If anyone was going to get upset about a service like Unblock-US, it's probably not going to be Netflix or Hulu since they're getting paid and gaining a customer. The business that's losing out when you access Hulu is the company that paid for the Internet streaming rights in your country for the shows you're watching, assuming those rights were even sold for your country. If I'm watching this week's episode of Modern Family on Hulu Plus it means I'm not watching it on CityTV (owned by Rogers), so if anyone is going to try to stop Unblock-US and similar services from allowing people to access foreign content, it will be the local licensees of the content. Guess who that is in Canada? Yup, it's the same big companies that control your Internet, TV, radio, newspapers, and magazines. Bell, Rogers, Shaw, and Videotron collectively own just about every possible way for you to see or hear something in this country, and they want to reach into your wallet every time you do. If anybody is going to try to stop Canadians from accessing foreign content, it will be those guys.

The good news is that there are other services like Unblock-US that don't have offices in Canada, which puts them beyond the legal reach of the Canadian media conglomerates, so it's unlikely that access to foreign services will get shutdown easily. If it does, then I'll be as upset as the next guy, but at worst I'll have lost part of a paid month of service for something like Hulu (month-to-month subscription), and a season-long sports package subscription will still work but I'll be saddled with blackouts.


Comments please!

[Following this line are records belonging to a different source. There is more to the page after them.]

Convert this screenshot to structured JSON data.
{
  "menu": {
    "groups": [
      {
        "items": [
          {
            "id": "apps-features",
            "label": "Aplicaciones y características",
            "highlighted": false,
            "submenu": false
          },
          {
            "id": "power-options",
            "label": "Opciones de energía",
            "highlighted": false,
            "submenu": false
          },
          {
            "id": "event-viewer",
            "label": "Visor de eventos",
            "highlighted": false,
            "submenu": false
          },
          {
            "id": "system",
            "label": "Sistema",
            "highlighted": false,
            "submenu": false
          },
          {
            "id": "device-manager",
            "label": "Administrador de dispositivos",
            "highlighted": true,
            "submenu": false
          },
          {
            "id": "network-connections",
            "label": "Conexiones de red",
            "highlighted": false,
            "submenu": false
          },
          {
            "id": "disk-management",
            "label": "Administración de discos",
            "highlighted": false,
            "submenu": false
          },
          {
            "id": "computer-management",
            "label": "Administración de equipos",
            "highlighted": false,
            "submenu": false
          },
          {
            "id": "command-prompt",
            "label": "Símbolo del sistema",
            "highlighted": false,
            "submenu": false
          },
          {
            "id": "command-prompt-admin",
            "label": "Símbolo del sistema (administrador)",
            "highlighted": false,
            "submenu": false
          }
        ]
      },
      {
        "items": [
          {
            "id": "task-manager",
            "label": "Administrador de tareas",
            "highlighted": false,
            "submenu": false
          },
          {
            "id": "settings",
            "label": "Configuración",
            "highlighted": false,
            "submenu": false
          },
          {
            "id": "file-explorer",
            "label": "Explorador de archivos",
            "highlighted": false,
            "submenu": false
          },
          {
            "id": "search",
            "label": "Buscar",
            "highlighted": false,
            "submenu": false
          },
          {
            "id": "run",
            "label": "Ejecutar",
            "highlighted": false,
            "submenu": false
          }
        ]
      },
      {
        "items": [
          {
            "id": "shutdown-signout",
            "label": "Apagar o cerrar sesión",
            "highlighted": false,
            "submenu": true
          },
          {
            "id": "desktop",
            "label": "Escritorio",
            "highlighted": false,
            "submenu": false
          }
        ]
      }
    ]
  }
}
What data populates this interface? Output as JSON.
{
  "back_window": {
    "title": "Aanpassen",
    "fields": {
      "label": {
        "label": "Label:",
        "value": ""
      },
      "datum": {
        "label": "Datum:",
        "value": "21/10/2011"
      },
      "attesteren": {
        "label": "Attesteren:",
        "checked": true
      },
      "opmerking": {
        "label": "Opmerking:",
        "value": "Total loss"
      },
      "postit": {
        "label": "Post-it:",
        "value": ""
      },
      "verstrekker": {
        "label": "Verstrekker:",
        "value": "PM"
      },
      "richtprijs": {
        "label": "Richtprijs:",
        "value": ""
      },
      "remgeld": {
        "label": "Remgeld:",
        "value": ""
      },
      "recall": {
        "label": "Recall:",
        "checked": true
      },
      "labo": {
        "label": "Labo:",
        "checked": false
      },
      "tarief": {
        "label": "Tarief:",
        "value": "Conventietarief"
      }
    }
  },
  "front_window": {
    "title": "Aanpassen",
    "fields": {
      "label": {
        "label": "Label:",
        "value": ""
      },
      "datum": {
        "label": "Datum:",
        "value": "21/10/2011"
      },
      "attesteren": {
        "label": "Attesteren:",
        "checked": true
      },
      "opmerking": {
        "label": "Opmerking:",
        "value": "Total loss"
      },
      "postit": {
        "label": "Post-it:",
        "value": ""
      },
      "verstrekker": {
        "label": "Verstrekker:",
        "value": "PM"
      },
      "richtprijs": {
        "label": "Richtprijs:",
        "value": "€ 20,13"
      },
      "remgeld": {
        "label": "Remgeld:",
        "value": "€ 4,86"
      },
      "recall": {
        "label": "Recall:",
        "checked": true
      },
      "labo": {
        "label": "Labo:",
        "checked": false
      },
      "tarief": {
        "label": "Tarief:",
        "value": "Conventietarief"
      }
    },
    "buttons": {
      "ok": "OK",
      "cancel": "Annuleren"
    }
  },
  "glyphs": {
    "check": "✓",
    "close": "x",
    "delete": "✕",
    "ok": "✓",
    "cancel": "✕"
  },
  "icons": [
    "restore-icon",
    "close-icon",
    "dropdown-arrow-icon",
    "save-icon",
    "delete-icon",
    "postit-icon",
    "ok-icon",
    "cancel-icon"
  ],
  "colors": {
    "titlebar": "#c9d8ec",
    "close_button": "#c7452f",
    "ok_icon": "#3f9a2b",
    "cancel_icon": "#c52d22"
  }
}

I'm sure a lot of you have tried Unblock-US or a similar service. Post what you're accessing in the comments section - I'm curious to see how many are going beyond Netflix and Hulu with it. The comments are moderated to eliminate SPAM, but it usually doesn't take me long to approve them so don't be shy!
Post a Comment